(Not) Just the Facts
You've selected a type of record, carefully reviewed the indexed content and then set your filters appropriately. But you just cannot find that elusive person. You begin to think they just aren't in the record set.
Are the facts getting in the way? The facts as we perceive them today may not match the information at the time. Maybe there is missing or incorrect information and your filters are hiding the record. Maybe the indexer made a mistake when transcribing the record. Or maybe that elusive person gave an incorrect answer.
Age and date of birth are "facts" that are often inconsistent across the lifetime of those who were born before the age of birth certificates and drivers licenses. It's useful for filtering, but don't depend on it. If you are using a narrow range for a birth year, try increasing the range. It's easier to control the range on Family Search than on Ancestry.

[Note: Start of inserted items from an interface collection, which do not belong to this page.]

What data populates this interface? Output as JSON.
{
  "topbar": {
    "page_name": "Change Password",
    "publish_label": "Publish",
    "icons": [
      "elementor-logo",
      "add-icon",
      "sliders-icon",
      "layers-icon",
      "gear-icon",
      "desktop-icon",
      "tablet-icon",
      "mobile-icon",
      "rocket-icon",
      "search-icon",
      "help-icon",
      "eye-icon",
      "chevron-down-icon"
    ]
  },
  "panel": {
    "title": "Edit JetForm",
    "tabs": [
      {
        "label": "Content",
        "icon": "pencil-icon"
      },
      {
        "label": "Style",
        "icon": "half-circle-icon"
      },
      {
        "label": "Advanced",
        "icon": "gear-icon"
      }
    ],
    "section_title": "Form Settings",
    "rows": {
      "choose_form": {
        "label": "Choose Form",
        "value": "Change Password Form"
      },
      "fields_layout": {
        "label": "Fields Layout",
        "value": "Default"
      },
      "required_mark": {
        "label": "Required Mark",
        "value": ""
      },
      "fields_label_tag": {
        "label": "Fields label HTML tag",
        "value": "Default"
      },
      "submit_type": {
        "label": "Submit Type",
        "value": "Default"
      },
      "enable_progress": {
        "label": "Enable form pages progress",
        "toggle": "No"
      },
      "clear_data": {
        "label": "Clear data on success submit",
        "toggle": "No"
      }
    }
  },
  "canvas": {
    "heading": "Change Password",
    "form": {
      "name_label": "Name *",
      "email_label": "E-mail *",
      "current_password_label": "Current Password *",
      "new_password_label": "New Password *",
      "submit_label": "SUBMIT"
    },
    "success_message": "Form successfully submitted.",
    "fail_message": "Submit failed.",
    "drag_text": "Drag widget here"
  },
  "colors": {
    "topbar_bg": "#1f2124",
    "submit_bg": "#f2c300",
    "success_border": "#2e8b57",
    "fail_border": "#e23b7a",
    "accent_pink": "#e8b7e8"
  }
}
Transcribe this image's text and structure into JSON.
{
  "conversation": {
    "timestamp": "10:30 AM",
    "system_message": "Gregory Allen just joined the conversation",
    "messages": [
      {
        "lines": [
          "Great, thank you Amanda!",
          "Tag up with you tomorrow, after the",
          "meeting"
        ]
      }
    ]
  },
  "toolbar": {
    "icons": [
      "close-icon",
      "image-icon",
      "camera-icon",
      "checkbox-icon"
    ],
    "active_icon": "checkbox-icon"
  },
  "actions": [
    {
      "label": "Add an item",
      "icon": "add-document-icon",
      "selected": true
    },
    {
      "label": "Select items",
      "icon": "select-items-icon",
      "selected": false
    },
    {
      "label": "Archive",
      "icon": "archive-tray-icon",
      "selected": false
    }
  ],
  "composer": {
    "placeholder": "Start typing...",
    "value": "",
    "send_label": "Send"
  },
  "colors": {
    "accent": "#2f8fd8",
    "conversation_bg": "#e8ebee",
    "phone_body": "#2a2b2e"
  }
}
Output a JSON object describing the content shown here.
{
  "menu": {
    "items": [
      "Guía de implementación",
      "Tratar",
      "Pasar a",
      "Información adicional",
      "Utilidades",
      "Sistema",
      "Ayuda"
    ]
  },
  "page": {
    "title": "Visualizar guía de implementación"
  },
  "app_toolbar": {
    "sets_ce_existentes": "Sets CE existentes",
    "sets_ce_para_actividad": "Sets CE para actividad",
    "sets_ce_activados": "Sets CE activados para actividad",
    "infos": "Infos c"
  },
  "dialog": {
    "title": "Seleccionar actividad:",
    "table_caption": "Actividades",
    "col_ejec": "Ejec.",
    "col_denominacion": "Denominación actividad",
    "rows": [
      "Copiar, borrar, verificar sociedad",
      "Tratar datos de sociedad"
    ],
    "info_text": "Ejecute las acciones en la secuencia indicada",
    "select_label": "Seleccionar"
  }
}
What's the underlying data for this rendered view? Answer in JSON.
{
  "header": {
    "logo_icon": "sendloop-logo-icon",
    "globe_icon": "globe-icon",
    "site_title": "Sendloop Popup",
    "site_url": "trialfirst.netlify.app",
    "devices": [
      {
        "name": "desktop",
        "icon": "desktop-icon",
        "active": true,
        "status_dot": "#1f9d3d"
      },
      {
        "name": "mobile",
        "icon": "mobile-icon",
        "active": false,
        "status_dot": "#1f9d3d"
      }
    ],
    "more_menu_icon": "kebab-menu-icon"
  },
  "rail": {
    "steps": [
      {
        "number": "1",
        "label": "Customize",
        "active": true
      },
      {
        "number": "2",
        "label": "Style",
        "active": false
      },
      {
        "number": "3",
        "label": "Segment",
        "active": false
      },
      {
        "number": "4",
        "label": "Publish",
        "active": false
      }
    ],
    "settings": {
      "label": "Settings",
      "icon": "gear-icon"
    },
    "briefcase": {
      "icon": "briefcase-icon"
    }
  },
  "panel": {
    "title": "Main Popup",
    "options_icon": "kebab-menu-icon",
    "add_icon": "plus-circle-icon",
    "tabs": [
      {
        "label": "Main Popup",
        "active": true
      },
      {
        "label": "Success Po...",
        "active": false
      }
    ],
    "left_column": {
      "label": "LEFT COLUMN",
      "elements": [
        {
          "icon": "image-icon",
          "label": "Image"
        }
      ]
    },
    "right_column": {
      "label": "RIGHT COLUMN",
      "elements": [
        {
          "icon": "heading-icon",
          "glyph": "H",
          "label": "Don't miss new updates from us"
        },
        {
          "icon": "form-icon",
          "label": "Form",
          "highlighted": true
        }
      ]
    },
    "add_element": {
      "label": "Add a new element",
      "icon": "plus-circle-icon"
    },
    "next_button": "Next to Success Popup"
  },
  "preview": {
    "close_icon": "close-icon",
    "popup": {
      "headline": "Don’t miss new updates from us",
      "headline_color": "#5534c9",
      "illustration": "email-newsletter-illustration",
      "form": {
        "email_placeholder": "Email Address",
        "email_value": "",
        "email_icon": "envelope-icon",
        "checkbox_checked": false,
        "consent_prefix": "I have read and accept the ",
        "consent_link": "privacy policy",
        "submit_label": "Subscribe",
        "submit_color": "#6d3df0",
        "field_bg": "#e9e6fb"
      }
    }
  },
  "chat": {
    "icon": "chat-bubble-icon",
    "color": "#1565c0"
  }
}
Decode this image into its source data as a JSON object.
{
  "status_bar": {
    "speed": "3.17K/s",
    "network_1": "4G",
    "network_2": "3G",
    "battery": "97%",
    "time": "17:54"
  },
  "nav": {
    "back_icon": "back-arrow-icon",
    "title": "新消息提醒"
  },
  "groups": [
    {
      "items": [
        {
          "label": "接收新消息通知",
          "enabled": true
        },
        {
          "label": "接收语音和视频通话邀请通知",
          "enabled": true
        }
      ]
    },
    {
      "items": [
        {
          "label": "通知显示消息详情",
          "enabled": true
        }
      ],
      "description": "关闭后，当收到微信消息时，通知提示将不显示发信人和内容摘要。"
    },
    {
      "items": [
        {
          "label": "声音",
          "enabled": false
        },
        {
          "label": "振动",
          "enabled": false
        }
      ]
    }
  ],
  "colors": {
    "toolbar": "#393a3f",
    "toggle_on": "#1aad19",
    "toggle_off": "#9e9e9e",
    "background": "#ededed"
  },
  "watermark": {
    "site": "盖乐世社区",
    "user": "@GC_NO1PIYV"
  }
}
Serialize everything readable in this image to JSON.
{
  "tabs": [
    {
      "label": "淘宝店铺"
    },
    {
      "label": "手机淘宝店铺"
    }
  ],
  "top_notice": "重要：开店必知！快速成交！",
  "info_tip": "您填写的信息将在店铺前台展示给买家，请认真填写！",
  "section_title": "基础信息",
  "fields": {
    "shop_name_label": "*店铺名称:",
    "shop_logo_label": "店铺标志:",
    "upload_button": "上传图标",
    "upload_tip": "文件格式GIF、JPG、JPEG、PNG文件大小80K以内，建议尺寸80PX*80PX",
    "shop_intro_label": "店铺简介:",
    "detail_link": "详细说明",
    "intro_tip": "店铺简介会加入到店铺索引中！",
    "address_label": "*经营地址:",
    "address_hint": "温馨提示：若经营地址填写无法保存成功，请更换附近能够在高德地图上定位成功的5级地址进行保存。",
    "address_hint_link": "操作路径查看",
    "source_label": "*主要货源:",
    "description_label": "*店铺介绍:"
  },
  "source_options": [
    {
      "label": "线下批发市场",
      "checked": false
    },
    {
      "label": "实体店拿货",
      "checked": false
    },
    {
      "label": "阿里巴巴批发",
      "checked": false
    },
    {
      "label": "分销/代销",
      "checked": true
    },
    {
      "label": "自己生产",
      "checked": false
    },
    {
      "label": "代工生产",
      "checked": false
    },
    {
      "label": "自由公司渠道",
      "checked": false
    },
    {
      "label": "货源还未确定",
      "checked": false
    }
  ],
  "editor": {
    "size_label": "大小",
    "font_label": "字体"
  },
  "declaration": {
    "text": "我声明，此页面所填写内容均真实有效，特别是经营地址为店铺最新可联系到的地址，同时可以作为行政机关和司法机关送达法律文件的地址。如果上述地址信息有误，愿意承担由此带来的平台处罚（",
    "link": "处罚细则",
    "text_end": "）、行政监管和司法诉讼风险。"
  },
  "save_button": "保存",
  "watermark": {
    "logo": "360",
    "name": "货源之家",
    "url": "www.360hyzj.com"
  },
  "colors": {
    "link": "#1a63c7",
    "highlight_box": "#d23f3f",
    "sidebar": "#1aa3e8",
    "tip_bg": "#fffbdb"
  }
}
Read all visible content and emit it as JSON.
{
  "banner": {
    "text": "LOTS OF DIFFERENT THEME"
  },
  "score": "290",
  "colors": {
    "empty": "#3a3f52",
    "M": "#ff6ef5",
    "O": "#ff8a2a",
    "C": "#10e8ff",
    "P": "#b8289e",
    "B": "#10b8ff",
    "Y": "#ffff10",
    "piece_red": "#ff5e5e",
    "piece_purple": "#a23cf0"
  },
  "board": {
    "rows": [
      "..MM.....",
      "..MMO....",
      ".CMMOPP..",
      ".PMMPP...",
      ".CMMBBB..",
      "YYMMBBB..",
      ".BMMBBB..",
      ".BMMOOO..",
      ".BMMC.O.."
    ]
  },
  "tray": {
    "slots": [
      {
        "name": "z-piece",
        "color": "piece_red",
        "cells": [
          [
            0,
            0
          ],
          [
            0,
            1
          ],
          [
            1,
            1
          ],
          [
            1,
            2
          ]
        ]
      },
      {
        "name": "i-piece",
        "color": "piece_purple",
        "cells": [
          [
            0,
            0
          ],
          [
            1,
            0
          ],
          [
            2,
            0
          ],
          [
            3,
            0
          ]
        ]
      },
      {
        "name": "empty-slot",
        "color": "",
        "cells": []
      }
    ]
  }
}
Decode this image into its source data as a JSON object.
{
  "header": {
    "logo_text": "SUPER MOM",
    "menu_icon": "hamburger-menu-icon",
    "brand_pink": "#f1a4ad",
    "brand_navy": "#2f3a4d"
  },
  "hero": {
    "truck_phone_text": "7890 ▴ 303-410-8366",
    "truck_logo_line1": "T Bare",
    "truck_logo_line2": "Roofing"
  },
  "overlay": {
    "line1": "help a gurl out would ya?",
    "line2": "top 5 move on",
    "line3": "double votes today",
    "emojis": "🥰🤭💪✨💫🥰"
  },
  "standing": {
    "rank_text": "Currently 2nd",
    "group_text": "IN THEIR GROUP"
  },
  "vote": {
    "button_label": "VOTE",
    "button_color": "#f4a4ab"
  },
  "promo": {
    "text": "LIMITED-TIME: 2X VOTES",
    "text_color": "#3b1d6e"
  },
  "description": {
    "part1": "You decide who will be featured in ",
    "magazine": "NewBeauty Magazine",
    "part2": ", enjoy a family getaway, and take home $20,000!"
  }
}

Looking at Mary Maddox Neff, I found that she was very consistent in stating her own age and birth year. Her age was always within a one-year range which can be explained by the date of the census. However, her husband, George M Neff, seems to have taken an anti-aging tonic. He grew two years younger by the end of his life. Their daughter's age was so inconsistent that I'm still not positive whether Elizabeth Ann Neff Shafer had a sister Ann or just changed her name around.
Take a moment to think about that elusive person. Might they have made themselves older to marry, to join the military, to avoid a head tax or to draw a pension? Might they have shaved off some years to avoid the draft, to be younger than a husband or to participate in a program such as Social Security or Medicare?
One of my female ancestors married a man who was ten years younger. Yes indeed, she tried very hard to hide her age!
Do consider opening up the date of birth filter if you're not finding the record you are seeking.